Childcare Can Increase the Labor Force

This is not a bad idea. It is one issue long over due and needed if we are to attract more people into the Labor Force. It should be government sponsored to cut the costs of it.

To Increase the Supply of Workers, Our Economy Needs Childcare, Roosevelt Institute, Mike Konczal

Tuesday February 23, the Department of Commerce announced the CHIPS for America Funding Opportunity. This action is a part of the bipartisan CHIPS and Science Act designed to rebuild the semiconductor industry in the US. My colleague Todd N. Tucker gave a rundown of the innovative safeguards and incentives that are included here.

Though it’s just one piece of an overall set of requirements, “applicants requesting Direct Funding over $150 million must submit a plan to provide their facility and construction workers with access to child care.”

As the “CHIPS for America Fact Sheet” notes:

This first-of-its kind commitment will also be essential to getting people and especially women, into the workforce. A recent review of research on childcare costs and women’s labor supply found that a 10 percent decrease in the cost of childcare leads to a 0.5 to 2.5 percent increase in maternal employment. The effect is even stronger for mothers with lower incomes. If women participated in the labor force at the same rate as men, there would be more than 10 million additional workers. Making it easier for women to join the workforce will therefore be critical to the success of individual projects and of the program as a whole.

An additional argument for why this requirement is especially important for our current economy:

While labor force participation has recovered quickly to 2019 levels since the beginning of the pandemic, levels were already too low and declining in 2019 (and in 2007, before the Great Recession). Strong demand, by itself, is not solving this problem.
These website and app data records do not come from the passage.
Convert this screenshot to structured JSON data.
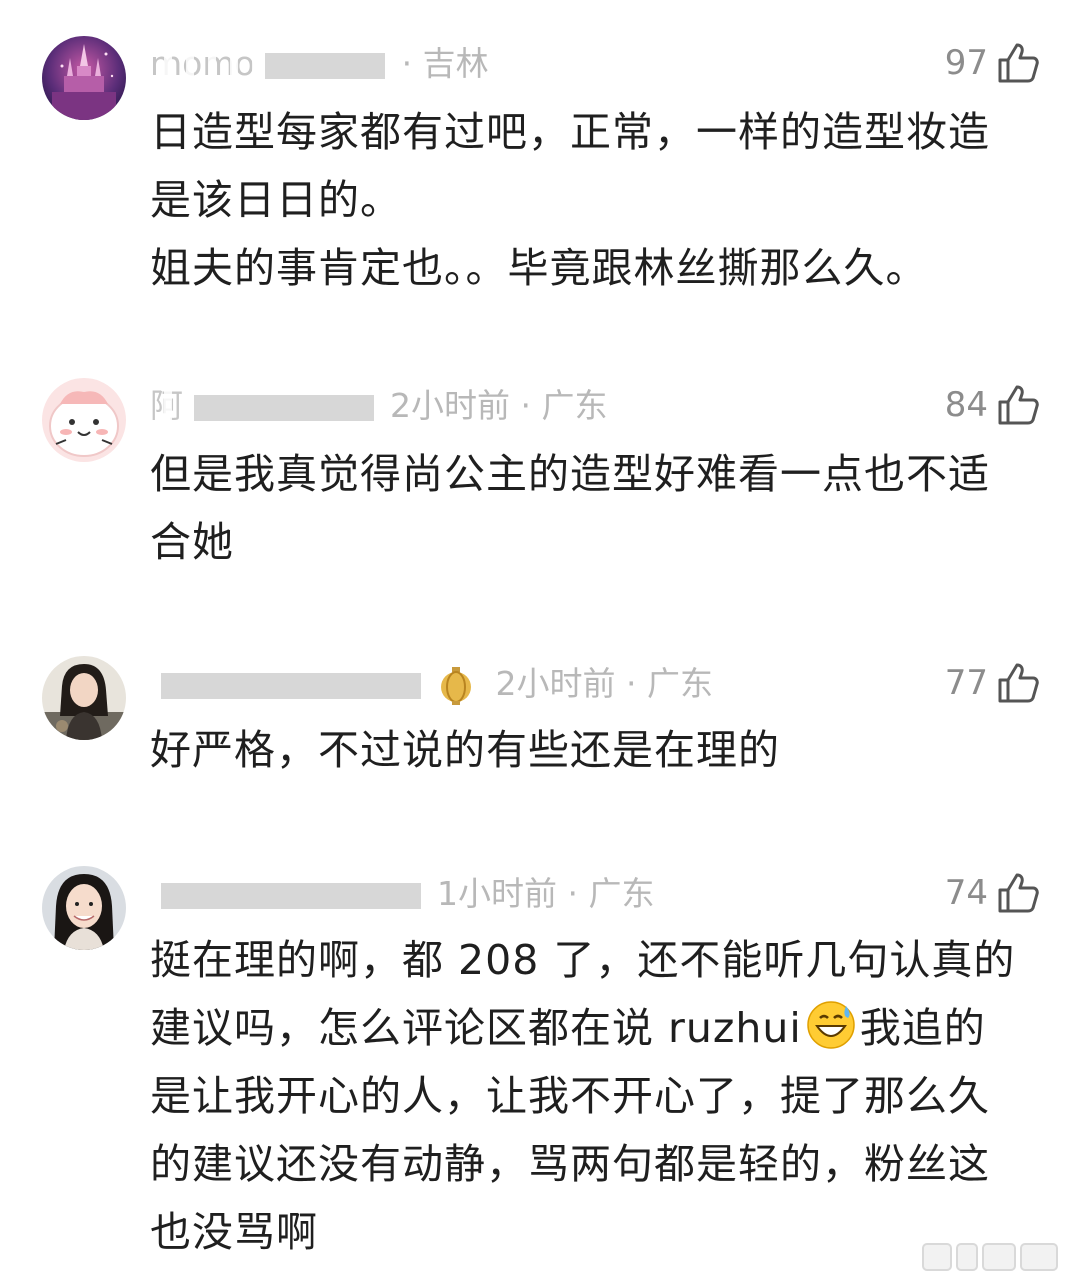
{
  "comments": [
    {
      "nickname": "momo",
      "time": "",
      "location": "· 吉林",
      "likes": "97",
      "avatar": "castle-avatar",
      "lines": [
        "日造型每家都有过吧，正常，一样的造型妆造",
        "是该日日的。",
        "姐夫的事肯定也。。毕竟跟林丝撕那么久。"
      ]
    },
    {
      "nickname": "阿",
      "time": "2小时前",
      "location": "· 广东",
      "likes": "84",
      "avatar": "cartoon-avatar",
      "lines": [
        "但是我真觉得尚公主的造型好难看一点也不适",
        "合她"
      ]
    },
    {
      "nickname": "",
      "time": "2小时前",
      "location": "· 广东",
      "likes": "77",
      "avatar": "woman-avatar",
      "lines": [
        "好严格，不过说的有些还是在理的"
      ]
    },
    {
      "nickname": "",
      "time": "1小时前",
      "location": "· 广东",
      "likes": "74",
      "avatar": "girl-avatar",
      "lines": [
        "挺在理的啊，都 208 了，还不能听几句认真的",
        "建议吗，怎么评论区都在说 ruzhui",
        "我追的",
        "是让我开心的人，让我不开心了，提了那么久",
        "的建议还没有动静，骂两句都是轻的，粉丝这",
        "也没骂啊"
      ]
    }
  ],
  "icons": {
    "like": "thumbs-up-icon",
    "emoji": "grinning-sweat-emoji"
  },
  "colors": {
    "text": "#1f1f1f",
    "meta": "#b8b8b8",
    "like_count": "#8c8c8c"
  }
}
Instead, for the economy to continue to grow, we need policies boosting labor force participation.

There has been a remarkable recovery in the labor market over the past two years: At 3.4 percent, the unemployment rate is the lowest it’s been since the 1960s. The labor force participation rate also provides evidence for the quick recovery (PR is still off by 7 tens of 1% in 2020). Employment-to-population ratios have returned to near where they were before the pandemic, for all groups of people. For some groups, notably Black men, the rates are even higher than they were before the pandemic.

Simply returning to 2019 levels is not good enough. Recently, there has been a big debate among Federal Reserve economists over “missing workers” (who largely turned out to be in their 70s). This debate ignored one group of people from which we know many workers are missing: women.

Our social policy does not give people (in particular women and parents), the support they need to work jobs. Women’s labor force participation increased steadily throughout the 20th century, until it hit a ceiling of 60 percent starting in the late 1990s. It has since declined slightly. This level is well below peer countries, many of which offer more social services designed to help families and workers.

And for further context, Figure 2 shows the age distribution of employment-to-population across age groups in 2022.

Needed are policies continuously boosting labor force participation rates. Though it is possible, demand will pull people into the labor force. Government support in childcare can facilitate the process. Including myself, many people, hoped the demand alone would cause higher increases in labor force participation and reversing the decades of stagnation and declining rates. After two years of higher openings-to-unemployment ratios and other measures of a high labor demand, the increases in labor force participation should also be higher.

Just as we need physical infrastructure like roads to get workers to factories, we need social infrastructure such as childcare supporting workers, too. And just as any individual firms will have an incentive to try to compete away workers from peers in an already tight labor market, coordinating firms to increase participation overall is an important labor market move. Solving these kinds of investment and coordination problems is where the government plays an important role.

As our nation moves to build things, it is important to remember that supporting families is essential to expanding the supply side. As Treasury Secretary Janet Yellen argued in coining the term “modern supply side economics” in January 2022 to describe the Biden administration’s economic approach:

“Labor supply has been a concern in the United States even before the pandemic . . . The lagging labor force participation rate is driven in large part by a combination of factors that disincentivize work, such as inadequate paid leave and high childcare costs.”

Childcare is exactly the kind of thing getting lost in a narrow focus on supply chains and materials. Sponsoring childcare is one of the things we know matters for workers and especially mothers.